The project has drawn significant attention to sexualized violence being committed by the Syrian army, and it is one of the leading examples of new journalistic models that are being used to draw attention to the epidemic of sexualized violence, which panelists said is largely uncovered by the mainstream media.
One problem, said Maria Hinojosa, an anchor for PBS and NPR, is that oftentimes male editors and producers think of sexualized violence as a “women’s topic” that would not be of interest to men. Because she was committed to telling these stories, Hinojosa started her own production company, the Futuro Media Group, which has produced an award winning documentary on child brides. "As a journalist, if you care about these stories, you have to find your own way," she said.
Helen Benedict encouraged journalists to pitch stories that examine novel angles of these issues that have not been covered.
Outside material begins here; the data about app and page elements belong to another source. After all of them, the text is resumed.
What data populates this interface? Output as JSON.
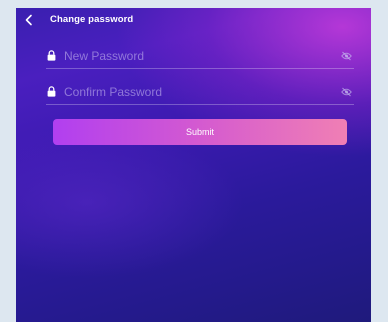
{
  "header": {
    "title": "Change password",
    "back_icon": "chevron-left-icon"
  },
  "form": {
    "new_password": {
      "placeholder": "New Password",
      "value": "",
      "lock_icon": "lock-icon",
      "toggle_icon": "eye-slash-icon"
    },
    "confirm_password": {
      "placeholder": "Confirm Password",
      "value": "",
      "lock_icon": "lock-icon",
      "toggle_icon": "eye-slash-icon"
    },
    "submit_label": "Submit"
  },
  "colors": {
    "background_top": "#4a1fbf",
    "background_bottom": "#1f1a7c",
    "accent_glow": "#c83cdc",
    "button_start": "#b13ff0",
    "button_end": "#f07fb4",
    "text": "#ffffff"
  }
}
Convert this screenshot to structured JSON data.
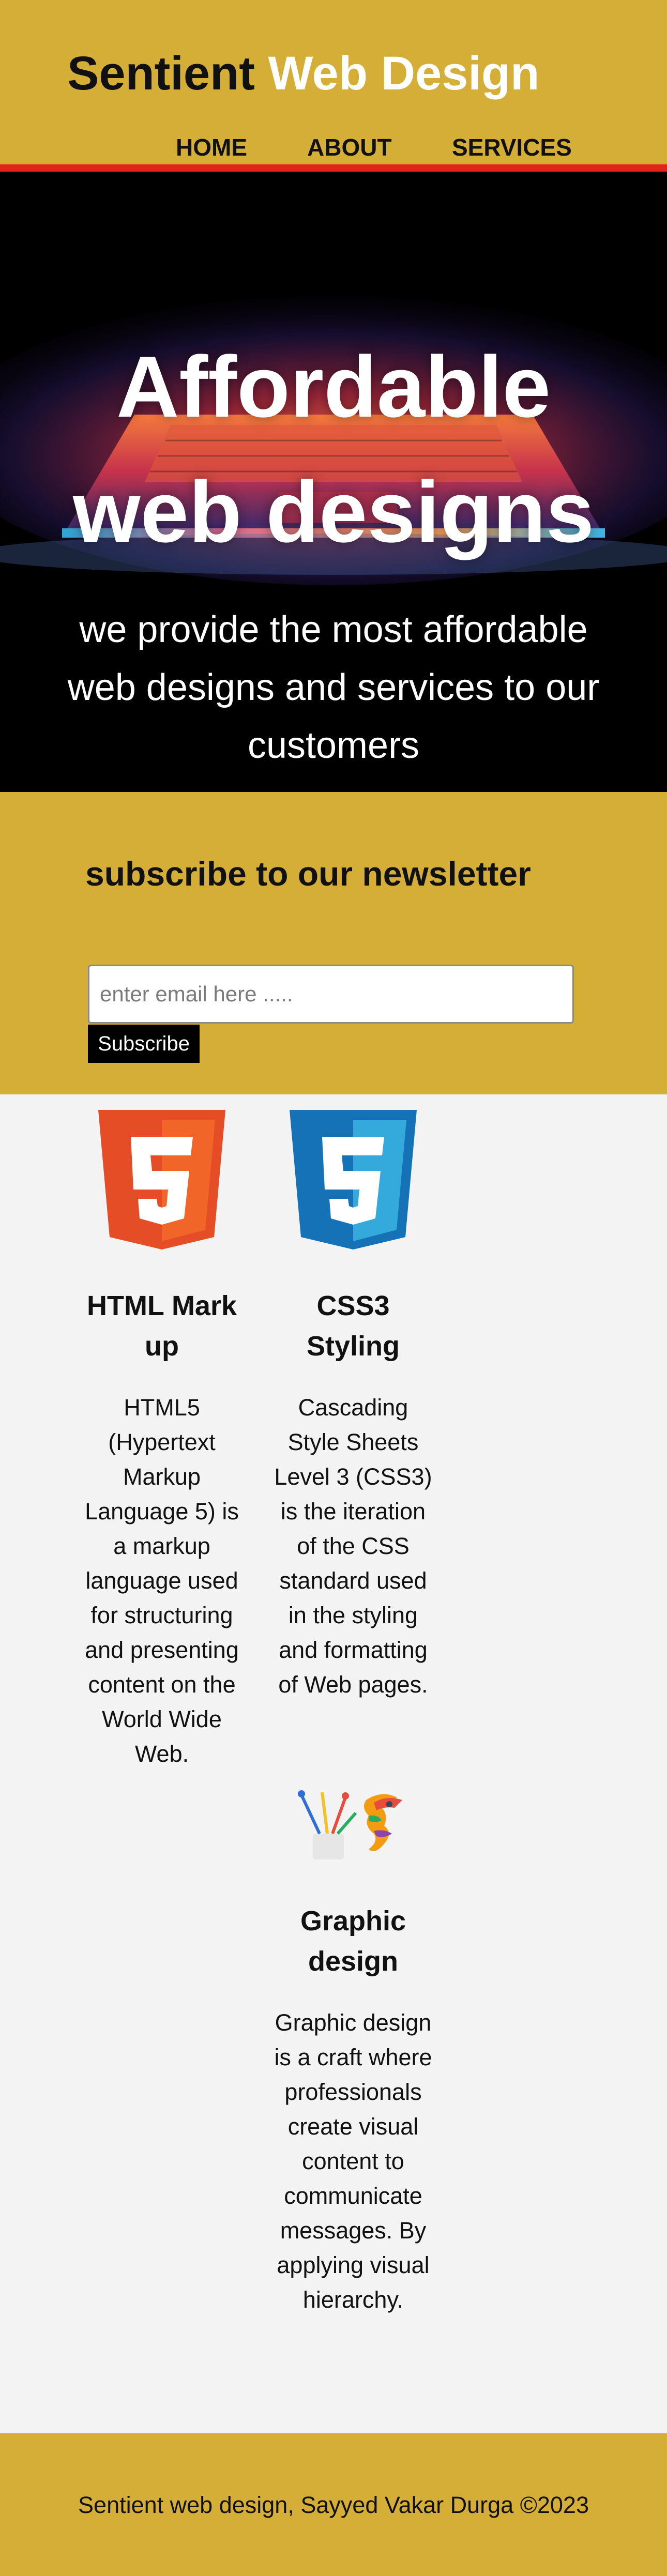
{
  "header": {
    "brand_part1": "Sentient",
    "brand_part2": "Web Design",
    "nav": [
      "HOME",
      "ABOUT",
      "SERVICES"
    ]
  },
  "hero": {
    "title_line1": "Affordable",
    "title_line2": "web designs",
    "text": "we provide the most affordable web designs and services to our customers"
  },
  "newsletter": {
    "title": "subscribe to our newsletter",
    "email_placeholder": "enter email here .....",
    "button_label": "Subscribe"
  },
  "features": [
    {
      "icon": "html5-logo-icon",
      "title": "HTML Mark up",
      "description": "HTML5 (Hypertext Markup Language 5) is a markup language used for structuring and presenting content on the World Wide Web."
    },
    {
      "icon": "css3-logo-icon",
      "title": "CSS3 Styling",
      "description": "Cascading Style Sheets Level 3 (CSS3) is the iteration of the CSS standard used in the styling and formatting of Web pages."
    },
    {
      "icon": "graphic-design-icon",
      "title": "Graphic design",
      "description": "Graphic design is a craft where professionals create visual content to communicate messages. By applying visual hierarchy."
    }
  ],
  "footer": {
    "text": "Sentient web design, Sayyed Vakar Durga ©2023"
  },
  "colors": {
    "brand_gold": "#d4ae36",
    "accent_red": "#e3241b",
    "html5_orange": "#e44d26",
    "css3_blue": "#1572b6"
  }
}
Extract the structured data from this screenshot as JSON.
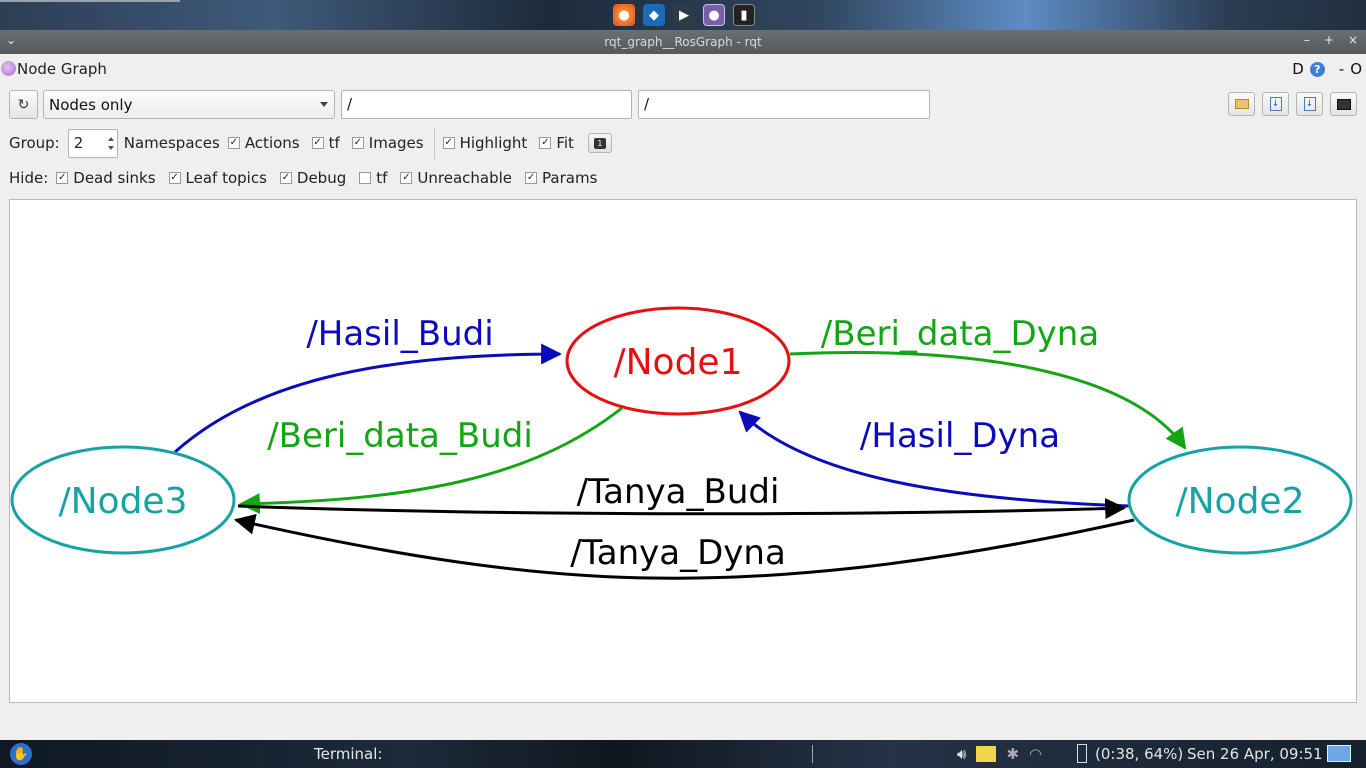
{
  "window": {
    "title": "rqt_graph__RosGraph - rqt",
    "controls": [
      "–",
      "+",
      "×"
    ]
  },
  "plugin": {
    "title": "Node Graph",
    "right_d": "D",
    "right_help": "?",
    "right_dash": "-",
    "right_o": "O"
  },
  "toolbar": {
    "refresh_icon": "refresh-icon",
    "mode_value": "Nodes only",
    "filter1_value": "/",
    "filter2_value": "/",
    "buttons": [
      "open-icon",
      "save-dot-icon",
      "save-svg-icon",
      "screenshot-icon"
    ]
  },
  "row2": {
    "group_label": "Group:",
    "group_value": "2",
    "namespaces_label": "Namespaces",
    "actions_label": "Actions",
    "actions_checked": true,
    "tf_label": "tf",
    "tf_checked": true,
    "images_label": "Images",
    "images_checked": true,
    "highlight_label": "Highlight",
    "highlight_checked": true,
    "fit_label": "Fit",
    "fit_checked": true,
    "fit_button_glyph": "1"
  },
  "row3": {
    "hide_label": "Hide:",
    "dead_sinks_label": "Dead sinks",
    "dead_sinks_checked": true,
    "leaf_topics_label": "Leaf topics",
    "leaf_topics_checked": true,
    "debug_label": "Debug",
    "debug_checked": true,
    "tf_label": "tf",
    "tf_checked": false,
    "unreachable_label": "Unreachable",
    "unreachable_checked": true,
    "params_label": "Params",
    "params_checked": true
  },
  "graph": {
    "nodes": {
      "node1": {
        "label": "/Node1",
        "color": "#e61010"
      },
      "node2": {
        "label": "/Node2",
        "color": "#16a3a6"
      },
      "node3": {
        "label": "/Node3",
        "color": "#16a3a6"
      }
    },
    "edges": {
      "hasil_budi": {
        "label": "/Hasil_Budi",
        "color": "#0b0bbb"
      },
      "beri_data_dyna": {
        "label": "/Beri_data_Dyna",
        "color": "#14a514"
      },
      "beri_data_budi": {
        "label": "/Beri_data_Budi",
        "color": "#14a514"
      },
      "hasil_dyna": {
        "label": "/Hasil_Dyna",
        "color": "#0b0bbb"
      },
      "tanya_budi": {
        "label": "/Tanya_Budi",
        "color": "#000000"
      },
      "tanya_dyna": {
        "label": "/Tanya_Dyna",
        "color": "#000000"
      }
    }
  },
  "taskbar": {
    "task_label": "Terminal:",
    "battery": "(0:38, 64%)",
    "clock": "Sen 26 Apr, 09:51"
  }
}
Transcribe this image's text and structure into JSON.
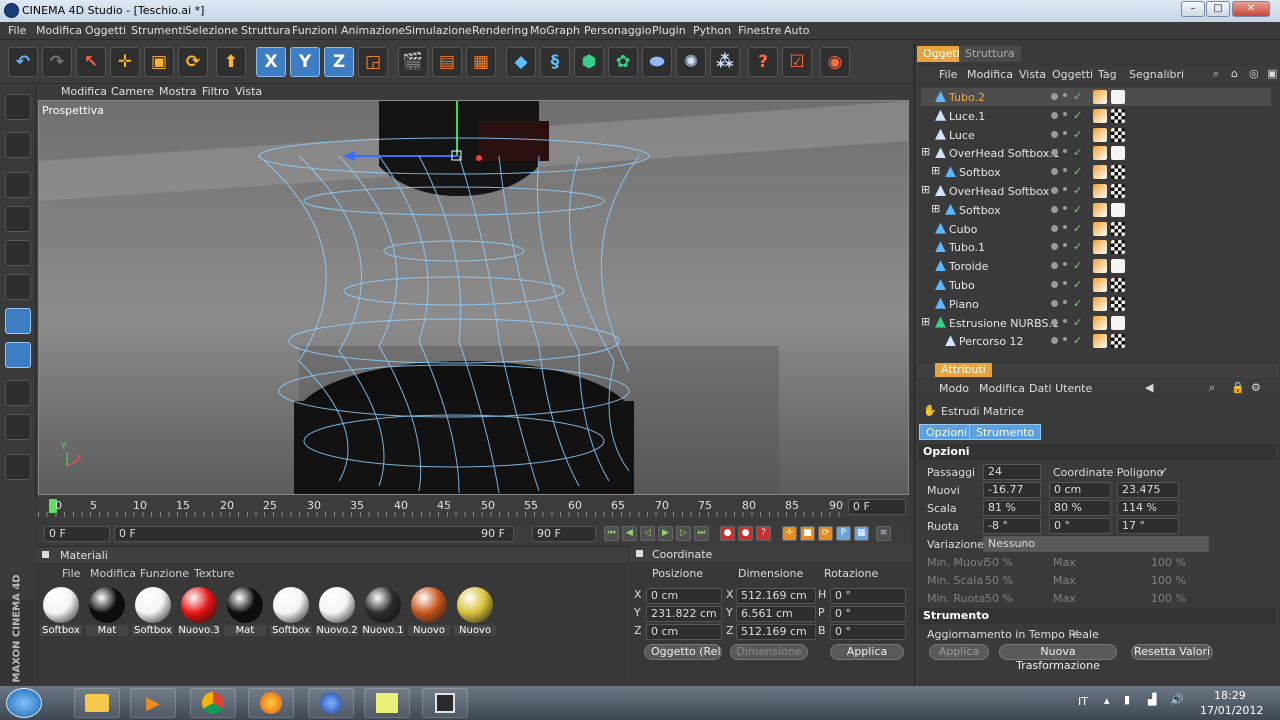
{
  "window": {
    "title": "CINEMA 4D Studio - [Teschio.ai *]"
  },
  "menu": [
    "File",
    "Modifica",
    "Oggetti",
    "Strumenti",
    "Selezione",
    "Struttura",
    "Funzioni",
    "Animazione",
    "Simulazione",
    "Rendering",
    "MoGraph",
    "Personaggio",
    "Plugin",
    "Python",
    "Finestre",
    "Auto"
  ],
  "viewport": {
    "menu": [
      "Modifica",
      "Camere",
      "Mostra",
      "Filtro",
      "Vista"
    ],
    "label": "Prospettiva"
  },
  "timeline": {
    "ticks": [
      "0",
      "5",
      "10",
      "15",
      "20",
      "25",
      "30",
      "35",
      "40",
      "45",
      "50",
      "55",
      "60",
      "65",
      "70",
      "75",
      "80",
      "85",
      "90"
    ],
    "current_frame": "0 F",
    "start": "0 F",
    "slider_start": "0 F",
    "slider_end": "90 F",
    "end": "90 F"
  },
  "materials": {
    "title": "Materiali",
    "menu": [
      "File",
      "Modifica",
      "Funzione",
      "Texture"
    ],
    "items": [
      {
        "name": "Softbox",
        "color": "#f4f4f4"
      },
      {
        "name": "Mat",
        "color": "#0c0c0c"
      },
      {
        "name": "Softbox",
        "color": "#f4f4f4"
      },
      {
        "name": "Nuovo.3",
        "color": "#e61414"
      },
      {
        "name": "Mat",
        "color": "#0c0c0c"
      },
      {
        "name": "Softbox",
        "color": "#f4f4f4"
      },
      {
        "name": "Nuovo.2",
        "color": "#f4f4f4"
      },
      {
        "name": "Nuovo.1",
        "color": "#2a2a2a"
      },
      {
        "name": "Nuovo",
        "color": "#c9551e"
      },
      {
        "name": "Nuovo",
        "color": "#d8c23a"
      }
    ]
  },
  "coordinates": {
    "title": "Coordinate",
    "headers": [
      "Posizione",
      "Dimensione",
      "Rotazione"
    ],
    "rows": [
      {
        "axis": "X",
        "pos": "0 cm",
        "dim_axis": "X",
        "dim": "512.169 cm",
        "rot_axis": "H",
        "rot": "0 °"
      },
      {
        "axis": "Y",
        "pos": "231.822 cm",
        "dim_axis": "Y",
        "dim": "6.561 cm",
        "rot_axis": "P",
        "rot": "0 °"
      },
      {
        "axis": "Z",
        "pos": "0 cm",
        "dim_axis": "Z",
        "dim": "512.169 cm",
        "rot_axis": "B",
        "rot": "0 °"
      }
    ],
    "mode": "Oggetto (Rel",
    "dimension_btn": "Dimensione",
    "apply_btn": "Applica"
  },
  "objects": {
    "tabs": [
      "Oggetti",
      "Struttura"
    ],
    "menu": [
      "File",
      "Modifica",
      "Vista",
      "Oggetti",
      "Tag",
      "Segnalibri"
    ],
    "rows": [
      {
        "name": "Tubo.2",
        "selected": true,
        "indent": 0
      },
      {
        "name": "Luce.1",
        "indent": 0
      },
      {
        "name": "Luce",
        "indent": 0
      },
      {
        "name": "OverHead Softbox.1",
        "indent": 0,
        "expand": true
      },
      {
        "name": "Softbox",
        "indent": 1,
        "expand": true
      },
      {
        "name": "OverHead Softbox",
        "indent": 0,
        "expand": true
      },
      {
        "name": "Softbox",
        "indent": 1,
        "expand": true
      },
      {
        "name": "Cubo",
        "indent": 0
      },
      {
        "name": "Tubo.1",
        "indent": 0
      },
      {
        "name": "Toroide",
        "indent": 0
      },
      {
        "name": "Tubo",
        "indent": 0
      },
      {
        "name": "Piano",
        "indent": 0
      },
      {
        "name": "Estrusione NURBS.1",
        "indent": 0,
        "expand": true
      },
      {
        "name": "Percorso 12",
        "indent": 1
      }
    ]
  },
  "attributes": {
    "title": "Attributi",
    "menu": [
      "Modo",
      "Modifica",
      "Dati Utente"
    ],
    "tool": "Estrudi Matrice",
    "tabs": [
      "Opzioni",
      "Strumento"
    ],
    "section_options": "Opzioni",
    "passaggi_label": "Passaggi",
    "passaggi": "24",
    "coord_poly_label": "Coordinate Poligono",
    "coord_poly_check": "✓",
    "muovi_label": "Muovi",
    "muovi": [
      "-16.77 cm",
      "0 cm",
      "23.475 cm"
    ],
    "scala_label": "Scala",
    "scala": [
      "81 %",
      "80 %",
      "114 %"
    ],
    "ruota_label": "Ruota",
    "ruota": [
      "-8 °",
      "0 °",
      "17 °"
    ],
    "variazione_label": "Variazione",
    "variazione": "Nessuno",
    "min_muovi_label": "Min. Muovi",
    "min_muovi": "50 %",
    "max_label": "Max",
    "max_muovi": "100 %",
    "min_scala_label": "Min. Scala",
    "min_scala": "50 %",
    "max_scala": "100 %",
    "min_ruota_label": "Min. Ruota",
    "min_ruota": "50 %",
    "max_ruota": "100 %",
    "section_tool": "Strumento",
    "realtime_label": "Aggiornamento in Tempo Reale",
    "realtime_check": "✓",
    "buttons": [
      "Applica",
      "Nuova Trasformazione",
      "Resetta Valori"
    ]
  },
  "brand": "MAXON CINEMA 4D",
  "taskbar": {
    "lang": "IT",
    "time": "18:29",
    "date": "17/01/2012"
  }
}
Such angles might include examining the link between porn and sexualized violence and how or when men "learn to rape." Said Benedict: "Any mother who has had a son knows that boys are not born rapists."
"We entirely neglect why this crime continues to rise as other crimes drop," she added.
Jimmie Briggs, a former journalist and the director of ManUp, a global campaign to stop violence against women and girls, offered a male perspective. His organization works to get men and boys involved in reducing and sharing responsibility for the problem of violence against women, through shifting negative gender norms.
Even though there are many dedicated activists, journalists, and policymakers working toward ending sexualized violence, public health scientists are needed now more than ever, said conference participants. Academics are needed in this fight, said author and activist Robin Morgan, a co-founder of the Women’s Media Center: "They carry a weight that activists still do not."